■ Work instruction: Repeat every entry word for word; omit all pictures.
━━ Material for this task
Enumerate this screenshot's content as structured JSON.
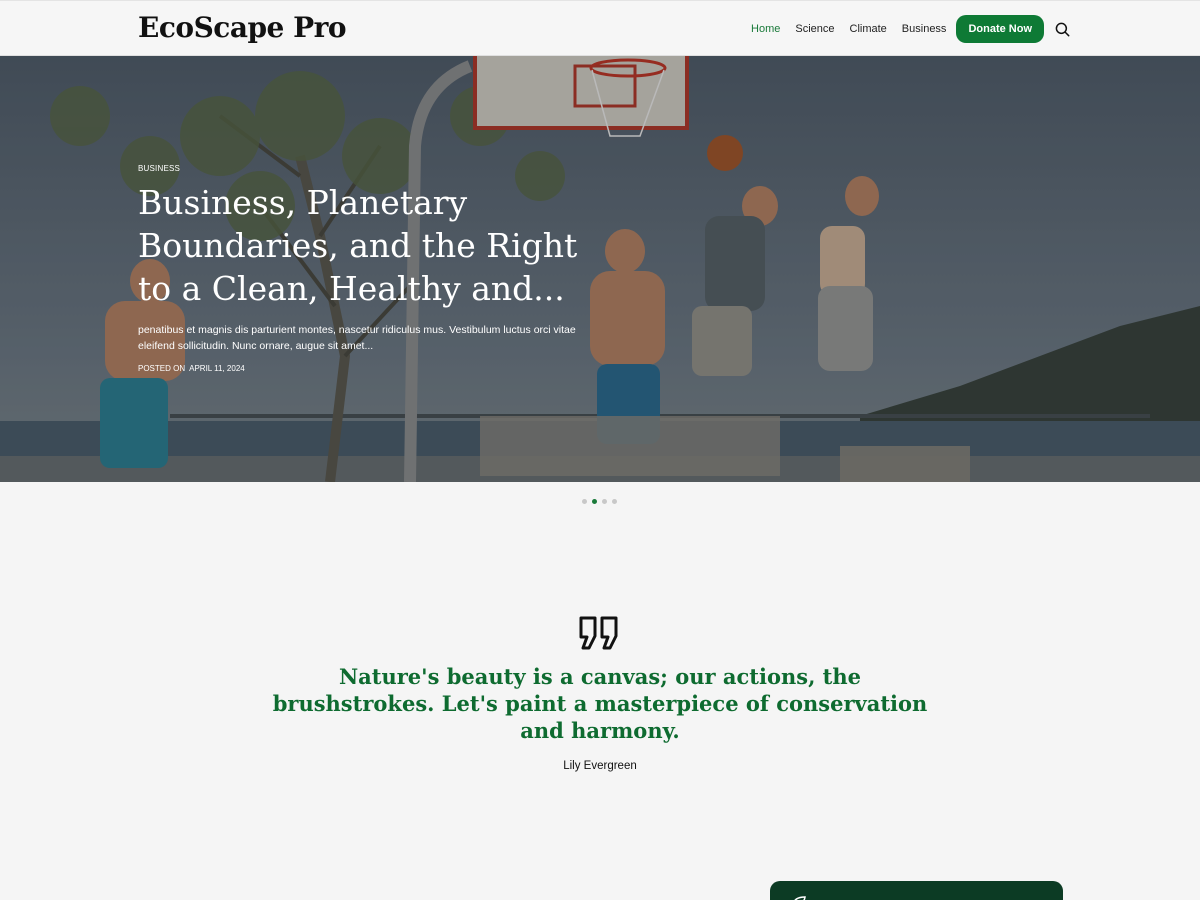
{
  "header": {
    "brand": "EcoScape Pro",
    "nav": [
      {
        "label": "Home",
        "active": true
      },
      {
        "label": "Science"
      },
      {
        "label": "Climate"
      },
      {
        "label": "Business"
      }
    ],
    "donate_label": "Donate Now",
    "search_icon": "search-icon"
  },
  "hero": {
    "category": "Business",
    "title": "Business, Planetary Boundaries, and the Right to a Clean, Healthy and...",
    "excerpt": "penatibus et magnis dis parturient montes, nascetur ridiculus mus. Vestibulum luctus orci vitae eleifend sollicitudin. Nunc ornare, augue sit amet...",
    "posted_label": "Posted on",
    "date": "April 11, 2024",
    "slides": 4,
    "active_slide": 2
  },
  "quote": {
    "icon": "quote-icon",
    "text": "Nature's beauty is a canvas; our actions, the brushstrokes. Let's paint a masterpiece of conservation and harmony.",
    "author": "Lily Evergreen"
  },
  "colors": {
    "accent": "#0e7a35",
    "quote_text": "#0e6b30",
    "card": "#0c3b24"
  }
}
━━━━
■ Final answer:
Enumerate this screenshot's content as structured JSON.
{
  "header": {
    "brand": "EcoScape Pro",
    "nav": [
      {
        "label": "Home",
        "active": true
      },
      {
        "label": "Science"
      },
      {
        "label": "Climate"
      },
      {
        "label": "Business"
      }
    ],
    "donate_label": "Donate Now",
    "search_icon": "search-icon"
  },
  "hero": {
    "category": "Business",
    "title": "Business, Planetary Boundaries, and the Right to a Clean, Healthy and...",
    "excerpt": "penatibus et magnis dis parturient montes, nascetur ridiculus mus. Vestibulum luctus orci vitae eleifend sollicitudin. Nunc ornare, augue sit amet...",
    "posted_label": "Posted on",
    "date": "April 11, 2024",
    "slides": 4,
    "active_slide": 2
  },
  "quote": {
    "icon": "quote-icon",
    "text": "Nature's beauty is a canvas; our actions, the brushstrokes. Let's paint a masterpiece of conservation and harmony.",
    "author": "Lily Evergreen"
  },
  "colors": {
    "accent": "#0e7a35",
    "quote_text": "#0e6b30",
    "card": "#0c3b24"
  }
}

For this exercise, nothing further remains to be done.